“These first images and analysis have deepened our understanding of the evolving situation following Southern Sudan’s historic vote on independence, " Clooney said in a statement. "Although the SAF in South Kordofan apparently remains a force largely in hiding, we showed they are field-deployed, and they are controlling major roads by running checkpoints. Though they are not showing signs of advancing, we confirmed that they’re equipped with helicopter transport, artillery, armored personnel carriers and trucks. Our first report represents the best recent information on the military situation in Sudan publicly available."
Satellite sentinel tech
Working in cooperation with the Satellite Sentinel endeavor is the United Nations Institute for Training and Research (UNITAR). Under that group’s wing is UNITAR’s Operational Satellite Applications Program – UNOSAT for short.
UNOSAT is a technology-intensive program that delivers imagery analysis and satellite solutions to relief and development organizations within and outside the United Nations system to help make a difference in critical areas such as humanitarian assistance, human security, and strategic territorial and development planning.
UNOSAT will expand its already ongoing activities related to Sudan and lead the Satellite Sentinel group on all issues related to geospatial imagery analysis and satellite imagery collection and analysis.
Francesco Pisano, UNOSAT manager, said UNOSAT involvement in the Satellite Sentinel Project builds on previous successes in geospatial imagery acquisition and analysis in the fields of human rights and humanitarian relief.
"George Clooney's initiative brings additional publicity to the work we have been doing for years. For us this is also a way to illustrate that our motto at UNITAR – "Knowledge to lead" – has concrete and tangible meaning," Pisano said.
While a noble effort, making use of satellite surveillance to spotlight human rights violations is not without issues.
"We got interested in using satellites for averting humanitarian catastrophes, or 'genocide prevention,' back in the early 1990s," said John Pike, director of GlobalSecurity.org, a public policy organization based in Alexandria, Va. The group delves into fields of defense, space, intelligence, weapons of mass destruction and homeland security.
"We first took a crack at this task during the Kosovo campaign. It was quite path-breaking at the time – it was the first time the [satellite] source company had done an imagery download, as opposed to mailing the image on a CD-ROM. But the resolution, both spatial and temporal, of the available systems was not adequate to detect or demonstrate anything of interest," Pike told SPACE.com.
Pike said his group broke many other paths in the following years using satellite imagery. “But then we became roadkill on the ‘Google Infobahn,’ and now all our work is forgotten.”
More recently, imagery was used to monitor genocide in Darfur, Pike noted.
"But overall, the results were again unremarkable and no one really paid any attention to this work by the United Nations," Pike explained.
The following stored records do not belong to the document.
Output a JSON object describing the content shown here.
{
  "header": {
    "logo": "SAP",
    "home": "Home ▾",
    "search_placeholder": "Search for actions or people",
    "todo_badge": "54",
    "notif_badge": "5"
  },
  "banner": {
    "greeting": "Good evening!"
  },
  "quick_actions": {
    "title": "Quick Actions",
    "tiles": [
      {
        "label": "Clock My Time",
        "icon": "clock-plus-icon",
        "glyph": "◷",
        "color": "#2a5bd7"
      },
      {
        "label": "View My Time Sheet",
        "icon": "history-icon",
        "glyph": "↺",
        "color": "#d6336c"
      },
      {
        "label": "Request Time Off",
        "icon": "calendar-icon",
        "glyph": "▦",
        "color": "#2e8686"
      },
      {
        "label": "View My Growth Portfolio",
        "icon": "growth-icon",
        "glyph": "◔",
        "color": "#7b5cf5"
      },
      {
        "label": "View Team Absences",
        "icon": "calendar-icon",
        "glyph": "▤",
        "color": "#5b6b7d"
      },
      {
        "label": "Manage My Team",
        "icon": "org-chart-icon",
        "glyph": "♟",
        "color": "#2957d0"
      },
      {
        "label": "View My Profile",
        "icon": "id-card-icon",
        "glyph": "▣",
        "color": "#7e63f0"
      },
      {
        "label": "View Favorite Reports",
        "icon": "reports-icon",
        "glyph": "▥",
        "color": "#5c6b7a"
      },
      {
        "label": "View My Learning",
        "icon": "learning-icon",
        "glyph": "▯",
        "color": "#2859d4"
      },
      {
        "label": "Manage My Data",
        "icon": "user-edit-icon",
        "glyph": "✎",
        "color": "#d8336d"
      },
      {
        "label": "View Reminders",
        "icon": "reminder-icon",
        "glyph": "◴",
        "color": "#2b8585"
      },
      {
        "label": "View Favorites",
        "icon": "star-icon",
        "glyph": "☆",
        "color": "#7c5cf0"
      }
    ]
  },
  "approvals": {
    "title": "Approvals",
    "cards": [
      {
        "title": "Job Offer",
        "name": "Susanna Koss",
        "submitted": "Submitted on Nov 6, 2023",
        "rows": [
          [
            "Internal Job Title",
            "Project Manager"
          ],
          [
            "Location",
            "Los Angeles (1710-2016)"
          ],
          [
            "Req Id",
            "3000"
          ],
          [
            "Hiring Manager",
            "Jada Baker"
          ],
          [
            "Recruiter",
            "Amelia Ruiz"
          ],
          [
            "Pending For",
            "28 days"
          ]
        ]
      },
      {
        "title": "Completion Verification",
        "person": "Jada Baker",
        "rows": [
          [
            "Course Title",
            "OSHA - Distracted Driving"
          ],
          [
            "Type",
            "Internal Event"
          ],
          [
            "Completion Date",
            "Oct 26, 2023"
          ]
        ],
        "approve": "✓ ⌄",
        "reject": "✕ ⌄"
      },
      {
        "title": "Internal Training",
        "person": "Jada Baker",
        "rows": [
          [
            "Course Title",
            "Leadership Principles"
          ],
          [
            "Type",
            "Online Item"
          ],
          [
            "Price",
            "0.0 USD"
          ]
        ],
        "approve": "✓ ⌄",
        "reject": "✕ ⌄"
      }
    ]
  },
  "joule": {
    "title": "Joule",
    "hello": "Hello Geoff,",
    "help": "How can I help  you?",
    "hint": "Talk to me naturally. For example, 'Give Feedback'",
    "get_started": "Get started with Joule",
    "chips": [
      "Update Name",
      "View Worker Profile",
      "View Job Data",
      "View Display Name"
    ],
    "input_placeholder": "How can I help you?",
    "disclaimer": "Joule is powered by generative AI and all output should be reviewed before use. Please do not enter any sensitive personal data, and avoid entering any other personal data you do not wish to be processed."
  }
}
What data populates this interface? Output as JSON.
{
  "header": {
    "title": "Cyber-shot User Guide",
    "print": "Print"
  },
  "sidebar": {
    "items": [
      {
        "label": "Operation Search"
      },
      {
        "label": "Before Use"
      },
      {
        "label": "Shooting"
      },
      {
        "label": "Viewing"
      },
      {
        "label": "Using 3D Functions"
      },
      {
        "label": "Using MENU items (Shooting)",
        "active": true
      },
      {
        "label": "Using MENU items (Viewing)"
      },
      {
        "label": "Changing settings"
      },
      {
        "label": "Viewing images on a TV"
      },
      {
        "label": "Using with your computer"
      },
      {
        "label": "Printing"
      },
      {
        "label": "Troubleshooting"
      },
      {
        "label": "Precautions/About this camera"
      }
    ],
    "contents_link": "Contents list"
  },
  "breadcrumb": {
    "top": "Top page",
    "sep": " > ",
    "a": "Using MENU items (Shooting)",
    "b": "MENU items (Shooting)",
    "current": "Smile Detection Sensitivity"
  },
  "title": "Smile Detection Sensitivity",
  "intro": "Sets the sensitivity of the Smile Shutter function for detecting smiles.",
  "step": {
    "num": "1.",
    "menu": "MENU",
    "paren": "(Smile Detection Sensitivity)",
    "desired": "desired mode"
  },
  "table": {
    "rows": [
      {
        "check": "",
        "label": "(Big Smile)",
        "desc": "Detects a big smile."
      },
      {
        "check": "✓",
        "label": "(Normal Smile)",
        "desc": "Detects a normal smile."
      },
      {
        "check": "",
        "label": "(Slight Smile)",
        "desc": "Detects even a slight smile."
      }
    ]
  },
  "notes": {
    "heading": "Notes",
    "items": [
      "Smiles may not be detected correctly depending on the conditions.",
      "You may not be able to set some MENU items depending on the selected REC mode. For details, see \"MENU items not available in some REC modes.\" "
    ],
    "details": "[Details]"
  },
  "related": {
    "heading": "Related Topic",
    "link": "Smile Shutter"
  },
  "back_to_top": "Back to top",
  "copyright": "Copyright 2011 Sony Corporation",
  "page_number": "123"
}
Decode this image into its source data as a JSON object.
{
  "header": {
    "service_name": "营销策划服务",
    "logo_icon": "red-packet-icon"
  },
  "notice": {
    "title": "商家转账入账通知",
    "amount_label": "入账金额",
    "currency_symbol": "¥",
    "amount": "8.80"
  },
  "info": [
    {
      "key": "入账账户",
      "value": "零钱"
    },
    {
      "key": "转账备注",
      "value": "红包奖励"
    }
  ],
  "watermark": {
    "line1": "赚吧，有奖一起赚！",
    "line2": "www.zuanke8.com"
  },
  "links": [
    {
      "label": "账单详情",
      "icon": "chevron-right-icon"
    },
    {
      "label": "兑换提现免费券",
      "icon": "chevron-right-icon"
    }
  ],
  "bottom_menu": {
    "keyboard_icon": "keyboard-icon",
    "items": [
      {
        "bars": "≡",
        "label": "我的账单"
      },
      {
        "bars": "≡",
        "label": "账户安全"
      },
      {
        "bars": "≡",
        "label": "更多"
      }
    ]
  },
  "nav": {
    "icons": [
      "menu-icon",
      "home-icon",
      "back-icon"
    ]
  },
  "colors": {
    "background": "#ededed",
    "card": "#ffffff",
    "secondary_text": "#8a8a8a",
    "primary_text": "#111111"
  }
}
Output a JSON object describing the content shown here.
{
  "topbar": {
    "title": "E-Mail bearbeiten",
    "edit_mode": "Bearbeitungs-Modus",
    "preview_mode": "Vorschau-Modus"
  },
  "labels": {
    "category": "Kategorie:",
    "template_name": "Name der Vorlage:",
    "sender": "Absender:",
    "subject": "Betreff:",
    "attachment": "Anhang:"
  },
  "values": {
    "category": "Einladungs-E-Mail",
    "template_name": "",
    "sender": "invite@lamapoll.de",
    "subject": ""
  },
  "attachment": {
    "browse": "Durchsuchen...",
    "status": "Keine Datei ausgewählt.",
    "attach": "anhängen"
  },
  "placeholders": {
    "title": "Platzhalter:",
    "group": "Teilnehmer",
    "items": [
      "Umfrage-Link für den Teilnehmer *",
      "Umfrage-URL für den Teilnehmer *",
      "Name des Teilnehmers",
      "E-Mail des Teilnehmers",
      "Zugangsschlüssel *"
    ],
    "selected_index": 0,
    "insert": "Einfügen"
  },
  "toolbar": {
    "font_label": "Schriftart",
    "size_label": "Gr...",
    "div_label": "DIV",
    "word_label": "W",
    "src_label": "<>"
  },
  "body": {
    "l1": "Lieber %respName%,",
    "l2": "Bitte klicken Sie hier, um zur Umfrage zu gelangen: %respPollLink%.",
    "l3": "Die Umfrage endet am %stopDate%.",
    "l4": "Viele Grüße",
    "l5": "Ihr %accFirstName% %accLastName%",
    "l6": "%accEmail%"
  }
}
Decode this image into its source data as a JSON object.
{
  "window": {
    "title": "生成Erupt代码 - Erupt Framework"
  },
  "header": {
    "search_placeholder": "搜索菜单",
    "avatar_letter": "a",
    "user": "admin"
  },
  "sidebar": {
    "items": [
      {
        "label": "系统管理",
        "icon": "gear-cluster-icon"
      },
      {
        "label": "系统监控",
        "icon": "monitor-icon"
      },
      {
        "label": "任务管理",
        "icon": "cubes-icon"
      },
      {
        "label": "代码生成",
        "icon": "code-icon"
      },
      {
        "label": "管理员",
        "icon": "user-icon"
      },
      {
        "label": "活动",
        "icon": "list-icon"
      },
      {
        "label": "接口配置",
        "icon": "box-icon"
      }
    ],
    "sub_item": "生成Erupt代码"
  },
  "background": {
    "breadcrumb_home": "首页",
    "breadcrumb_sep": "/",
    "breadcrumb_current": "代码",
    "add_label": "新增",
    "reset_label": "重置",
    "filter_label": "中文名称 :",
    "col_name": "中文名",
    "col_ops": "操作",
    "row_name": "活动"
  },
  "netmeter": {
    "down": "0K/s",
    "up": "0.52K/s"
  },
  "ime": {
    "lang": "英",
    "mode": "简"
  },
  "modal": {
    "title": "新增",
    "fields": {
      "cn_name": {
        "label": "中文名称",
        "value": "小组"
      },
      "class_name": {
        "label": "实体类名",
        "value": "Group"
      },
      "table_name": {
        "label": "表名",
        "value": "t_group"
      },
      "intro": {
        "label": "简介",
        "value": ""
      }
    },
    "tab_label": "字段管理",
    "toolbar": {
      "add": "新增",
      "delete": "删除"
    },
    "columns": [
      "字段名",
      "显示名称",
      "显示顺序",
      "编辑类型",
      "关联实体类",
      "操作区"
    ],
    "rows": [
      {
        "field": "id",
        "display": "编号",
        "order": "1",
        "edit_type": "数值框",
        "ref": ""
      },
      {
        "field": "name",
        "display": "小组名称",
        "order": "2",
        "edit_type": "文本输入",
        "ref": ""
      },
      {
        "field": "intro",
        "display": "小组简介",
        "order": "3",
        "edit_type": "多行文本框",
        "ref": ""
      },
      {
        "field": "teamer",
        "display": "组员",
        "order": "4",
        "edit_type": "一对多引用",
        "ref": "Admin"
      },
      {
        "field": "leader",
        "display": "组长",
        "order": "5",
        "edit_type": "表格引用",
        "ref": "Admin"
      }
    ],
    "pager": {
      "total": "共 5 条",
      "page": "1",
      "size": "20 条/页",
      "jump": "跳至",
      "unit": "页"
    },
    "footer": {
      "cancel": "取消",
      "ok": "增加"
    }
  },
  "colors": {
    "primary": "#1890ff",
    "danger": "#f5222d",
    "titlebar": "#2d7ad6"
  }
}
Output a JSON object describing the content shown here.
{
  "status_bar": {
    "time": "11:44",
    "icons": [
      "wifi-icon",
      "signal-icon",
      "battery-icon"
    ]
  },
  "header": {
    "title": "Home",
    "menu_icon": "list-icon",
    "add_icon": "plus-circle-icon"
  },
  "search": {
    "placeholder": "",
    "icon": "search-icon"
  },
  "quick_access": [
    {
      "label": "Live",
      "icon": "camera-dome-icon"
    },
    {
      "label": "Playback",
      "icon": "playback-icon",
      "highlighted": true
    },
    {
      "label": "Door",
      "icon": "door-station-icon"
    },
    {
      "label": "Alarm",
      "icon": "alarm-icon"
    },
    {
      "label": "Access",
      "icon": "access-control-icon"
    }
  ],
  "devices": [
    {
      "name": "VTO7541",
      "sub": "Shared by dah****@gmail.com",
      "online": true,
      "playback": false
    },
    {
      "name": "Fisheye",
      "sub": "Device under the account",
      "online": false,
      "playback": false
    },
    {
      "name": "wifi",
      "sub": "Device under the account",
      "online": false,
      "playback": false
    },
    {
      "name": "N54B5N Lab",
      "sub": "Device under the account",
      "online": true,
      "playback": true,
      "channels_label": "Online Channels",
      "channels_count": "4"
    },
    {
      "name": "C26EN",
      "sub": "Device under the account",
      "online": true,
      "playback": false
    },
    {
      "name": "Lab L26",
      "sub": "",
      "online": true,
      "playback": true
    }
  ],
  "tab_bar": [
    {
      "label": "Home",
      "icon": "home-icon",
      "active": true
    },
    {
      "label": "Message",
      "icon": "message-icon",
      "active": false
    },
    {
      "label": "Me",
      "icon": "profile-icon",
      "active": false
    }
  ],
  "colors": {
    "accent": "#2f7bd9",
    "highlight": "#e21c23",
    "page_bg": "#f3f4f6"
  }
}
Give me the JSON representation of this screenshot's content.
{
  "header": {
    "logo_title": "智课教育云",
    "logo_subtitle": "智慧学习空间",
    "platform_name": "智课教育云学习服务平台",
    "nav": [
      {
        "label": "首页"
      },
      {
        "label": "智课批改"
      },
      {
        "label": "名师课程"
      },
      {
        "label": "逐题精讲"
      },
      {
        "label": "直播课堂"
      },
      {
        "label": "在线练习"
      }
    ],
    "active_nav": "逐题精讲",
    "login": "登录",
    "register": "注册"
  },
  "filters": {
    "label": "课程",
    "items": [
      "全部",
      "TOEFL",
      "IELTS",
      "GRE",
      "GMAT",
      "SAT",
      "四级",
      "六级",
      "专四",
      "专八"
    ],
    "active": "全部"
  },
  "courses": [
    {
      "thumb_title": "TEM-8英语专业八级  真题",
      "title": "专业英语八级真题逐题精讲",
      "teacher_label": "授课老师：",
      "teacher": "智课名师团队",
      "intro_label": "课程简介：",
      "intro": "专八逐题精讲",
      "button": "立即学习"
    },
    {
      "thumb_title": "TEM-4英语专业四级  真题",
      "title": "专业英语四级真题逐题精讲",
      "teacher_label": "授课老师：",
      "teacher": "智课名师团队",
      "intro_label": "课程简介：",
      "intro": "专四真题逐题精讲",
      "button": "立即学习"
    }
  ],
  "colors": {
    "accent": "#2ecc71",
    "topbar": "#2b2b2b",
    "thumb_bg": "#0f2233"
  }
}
"Our conclusions were that a number of conditions had to be met for satellite imagery to play a useful role in humanitarian intervention," he added, "and there would be many humanitarian catastrophes where these conditions would not be met."
Pike said that he remains skeptical about use of satellite imagery in support of Clooney's initiative.
"I think the necessary conditions of a distinctive and readily apparent signature in an otherwise unpublicized event are unlikely to be met in this case," Pike said. "This project has already gotten most of the public visibility it will receive. I wish it were otherwise, but there are many things I wish were otherwise."
Leonard David has been reporting on the space industry for more than five decades. He is past editor-in-chief of the National Space Society's Ad Astra and Space World magazines and has written for SPACE.com since 1999.